Target Sues Kmart Over In-Store Marketing
Kmart's "Dare to Compare" campaign uses in-store signs to promote its prices and compares those prices against its competitors', including Minneapolis-based Target.
Target said it notified Kmart about the errors in its campaign but that Kmart continued to "promote false comparisons." It then contracted independent market research firm Leo J. Shapiro and Associates to document the scope of these errors. The lawsuit is being filed in U.S. District Court in Minnesota.
Shapiro and Associates audited the campaign in 98 stores in Atlanta, Detroit, Los Angeles, Miami and Minneapolis-St. Paul, examining 622 Kmart signs referencing Target pricing and finding a 74 percent error rate.
"An astounding number of signs have the wrong Target price, regularly misstate Kmart's own prices and often make comparisons on items that the competing Target store does not even sell," James Hale, Target's executive vice president and general counsel, said in a statement. "False advertising hurts every retailer by undermining consumer confidence in all advertising. An advertising campaign with a 74 percent error rate is beyond comprehension."
Kmart, Troy, MI, said yesterday that it remains committed to the "Dare to Compare" campaign.
"It is unfortunate when a competitor has to resort to needless, costly litigation when they discover that they are falling behind in the retail arena," the company said in a statement.
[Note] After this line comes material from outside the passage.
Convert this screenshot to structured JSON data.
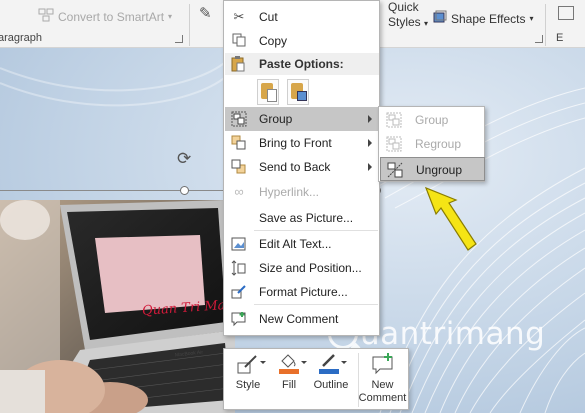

Target said the audit, conducted from July 31 to Aug. 8, found that 74 percent of Kmart's signs had at least one of the following errors: Kmart's pricing was wrong; Kmart listed the wrong Target price for a similar item or Kmart compared a product that competing Target stores do not sell.